Juicy Campus -- often the target of anti-free-speech types in higher education has died. And I am glad.
Juicy Campus was a cesspool with virtually no redeeming qualities. (But that isn't why I am glad it is dead) Compare to AutoAdmit, which actually had (and still has) some worthwhile discussions. The online defamation that took place on AutoAdmit was the exception, not the rule. AutoAdmit had tens of thousands of discussion threads and a few dozen were nasty and brutish -- well, until it became famous for those few dozen -- and then it attracted the cesspool crowd en masse.
Juicy Campus was just the opposite. Juicy Campus was launched as a petri dish experiment that proved John Gabriel's Greater Internet Fuckwad Theory (hereinafter "G.I.F. Theory"). JC was launched as a cesspool, and it died because it never evolved into anything else.
Many attempted to exercise their censorial desires to tinker with the marketplace of ideas and shut down Juicy Campus. Tennessee State University banned the site (while their peers at Vanderbilt had a clearer view of the First Amendment). Attention-seeking government officials in Connecticut and New Jersey launched bogus "investigations" into the site. The investigations went nowhere. The Student Body President at the University of Florida cried to the teacher by calling on Florida Attorney General Bill McCollum to investigate the site. McCollum declined.
I personally disliked Juicy Campus. One would think that a forum with so many users could eventually spawn a single worthwhile conversation. It didn't. Perhaps this is because the class of 2012 is more likely to communicate in text-messages than read a book. Or, perhaps, it was simply a function of the site's branding. I believe that it was simply conclusive proof of the G.I.F. Theory.
As much as I hated the site, I declined to join the chorus calling for its government-imposed demise. I still believed that Juicy Campus had a right to exist -- or rather that it might have a right to exist, but that neither the government nor the universities had a right to make that decision.

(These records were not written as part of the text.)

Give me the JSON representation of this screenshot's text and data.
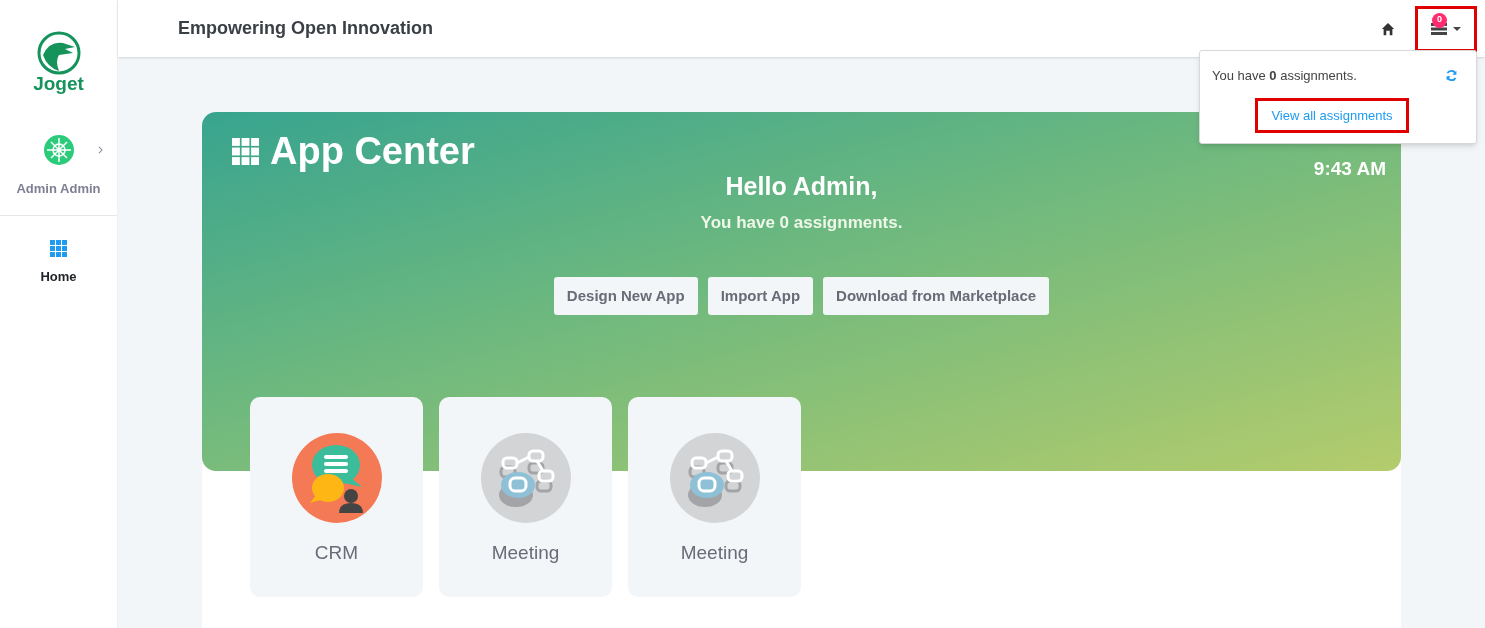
{
  "sidebar": {
    "brand": "Joget",
    "user": {
      "name": "Admin Admin"
    },
    "items": [
      {
        "label": "Home",
        "selected": true
      }
    ]
  },
  "header": {
    "title": "Empowering Open Innovation",
    "badge": "0",
    "highlighted": true
  },
  "dropdown": {
    "message": "You have **0** assignments.",
    "link": "View all assignments",
    "link_highlighted": true
  },
  "banner": {
    "title": "App Center",
    "time": "9:43 AM",
    "greeting": "Hello Admin,",
    "subtitle": "You have 0 assignments.",
    "buttons": [
      "Design New App",
      "Import App",
      "Download from Marketplace"
    ]
  },
  "apps": [
    {
      "name": "CRM",
      "kind": "crm"
    },
    {
      "name": "Meeting",
      "kind": "process"
    },
    {
      "name": "Meeting",
      "kind": "process"
    }
  ]
}
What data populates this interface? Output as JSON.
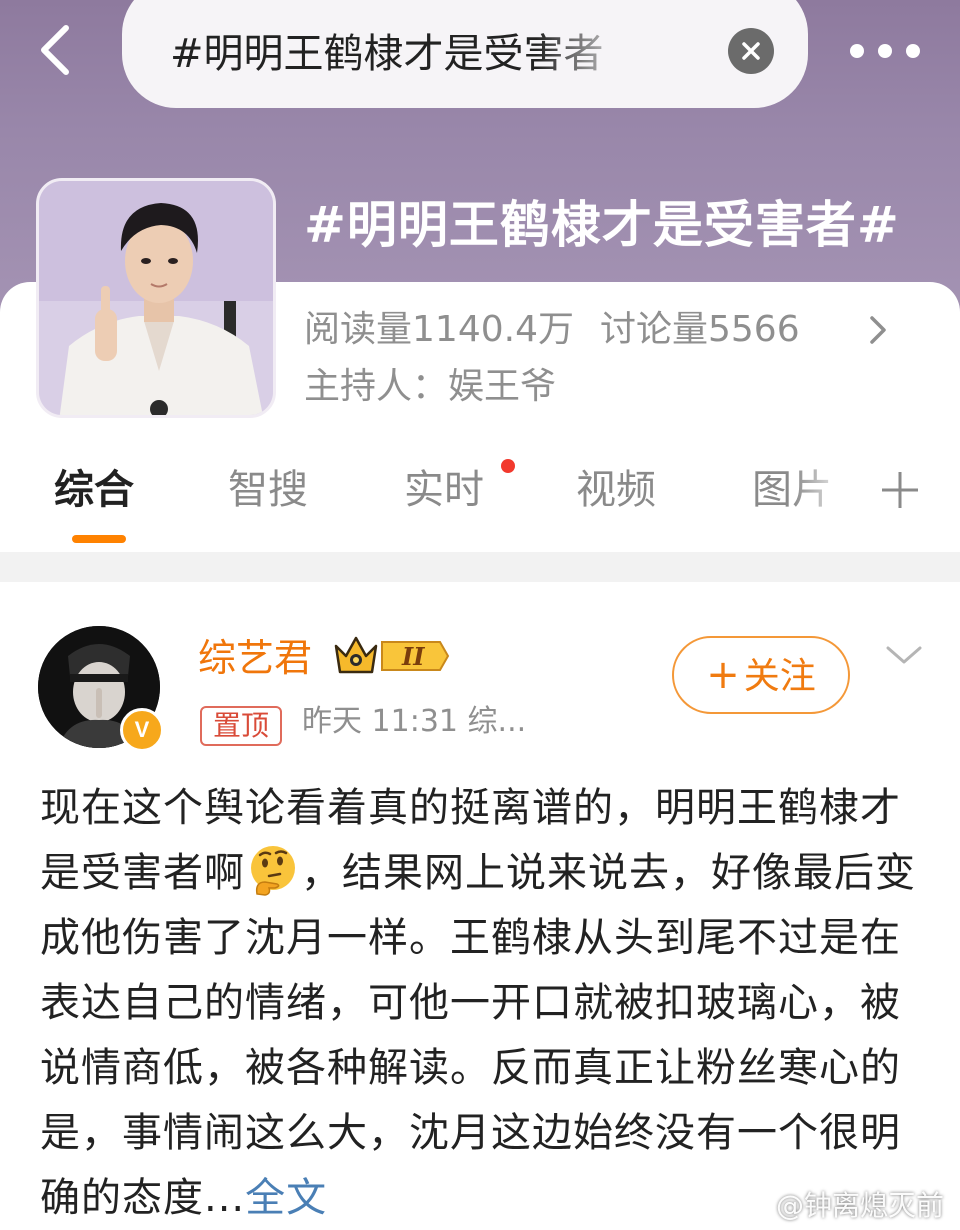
{
  "search": {
    "query": "#明明王鹤棣才是受害者"
  },
  "topic": {
    "title": "#明明王鹤棣才是受害者#",
    "reads_label": "阅读量",
    "reads_value": "1140.4万",
    "discussion_label": "讨论量",
    "discussion_value": "5566",
    "host_label": "主持人：",
    "host_name": "娱王爷"
  },
  "tabs": [
    {
      "label": "综合",
      "active": true
    },
    {
      "label": "智搜"
    },
    {
      "label": "实时",
      "has_dot": true
    },
    {
      "label": "视频"
    },
    {
      "label": "图片"
    }
  ],
  "post": {
    "author": "综艺君",
    "level_badge": "II",
    "verified_badge": "V",
    "pin_label": "置顶",
    "meta": "昨天 11:31  综...",
    "follow_label": "关注",
    "body_part1": "现在这个舆论看着真的挺离谱的，明明王鹤棣才是受害者啊",
    "body_part2": "，结果网上说来说去，好像最后变成他伤害了沈月一样。王鹤棣从头到尾不过是在表达自己的情绪，可他一开口就被扣玻璃心，被说情商低，被各种解读。反而真正让粉丝寒心的是，事情闹这么大，沈月这边始终没有一个很明确的态度",
    "ellipsis": "...",
    "expand_label": "全文"
  },
  "watermark": "@钟离熄灭前",
  "icons": {
    "back": "back-arrow-icon",
    "clear": "clear-icon",
    "more": "more-icon",
    "chevron": "chevron-right-icon",
    "plus": "plus-icon",
    "dropdown": "chevron-down-icon",
    "emoji": "thinking-face-emoji"
  },
  "colors": {
    "accent": "#ff8200",
    "username": "#f0760b",
    "link": "#4a7fb5",
    "live_dot": "#f2392d"
  }
}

The marketplace of ideas should have been left to make that determination -- and it did.
The marketplace spoke. Juicy Campus couldn't find advertisers because it was the online equivalent of a sorority gossip session over a few lines of cheaply-cut cocaine in a frat house bathroom. Despite the fact that Section 230 protected its operator and the First Amendment protected most of the speech on the board, it still collapsed under the weight of the marketplace. Quite simply, it was such a pit of idiocy that nobody, nobody at all, wanted to buy advertising on the site. That is quite a statement.
While censorship-minded academics will dance around their maypole and crank out worthless law review articles about cyber-bullying for victim studies classes, I'll imagine Socrates, John Stuart Mill, and Thomas Jefferson grabbing Oliver Wendell Holmes from his celestial poker game to tell him to take a look, that they were right.
[T]he ultimate good desired is better reached by free trade in ideas...that the best test of truth is the power of the thought to get itself accepted in the competition of the market, and that truth is the only ground upon which their wishes safely can be carried out. That at any rate is the theory of our Constitution. - Oliver Wendell Holmes
As much as I disliked the site, I am grateful to Juicy Campus for proving that our commitment to government neutrality in the marketplace of ideas is not only a sound vehicle for the protection of diversity of opinion, but it is also a sound theory for the squashing of those ideas that deserve to die. Good riddance, Juicy Campus.